Exercise brief:
Below are records; count how many of their lines contain the word "Поиск" and give the number alone.

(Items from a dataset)
****************************************
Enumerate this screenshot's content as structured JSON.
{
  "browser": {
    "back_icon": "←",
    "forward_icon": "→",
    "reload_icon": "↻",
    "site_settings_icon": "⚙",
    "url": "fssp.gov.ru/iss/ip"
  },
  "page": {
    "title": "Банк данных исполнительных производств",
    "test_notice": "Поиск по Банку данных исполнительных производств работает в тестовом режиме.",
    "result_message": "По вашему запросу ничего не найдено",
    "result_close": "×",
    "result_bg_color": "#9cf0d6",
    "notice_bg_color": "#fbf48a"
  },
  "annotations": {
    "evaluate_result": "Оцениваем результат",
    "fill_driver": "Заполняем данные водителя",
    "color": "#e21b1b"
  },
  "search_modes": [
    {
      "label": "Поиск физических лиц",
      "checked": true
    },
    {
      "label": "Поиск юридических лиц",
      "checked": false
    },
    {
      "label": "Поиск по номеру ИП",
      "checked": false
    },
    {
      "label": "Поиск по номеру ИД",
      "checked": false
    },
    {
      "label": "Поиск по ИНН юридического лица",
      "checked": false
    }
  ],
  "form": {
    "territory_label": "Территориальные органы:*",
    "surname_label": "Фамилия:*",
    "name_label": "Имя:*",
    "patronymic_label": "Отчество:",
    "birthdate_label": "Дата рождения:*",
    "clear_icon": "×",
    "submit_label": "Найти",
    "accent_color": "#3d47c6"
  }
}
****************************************
Solution for this problem:
6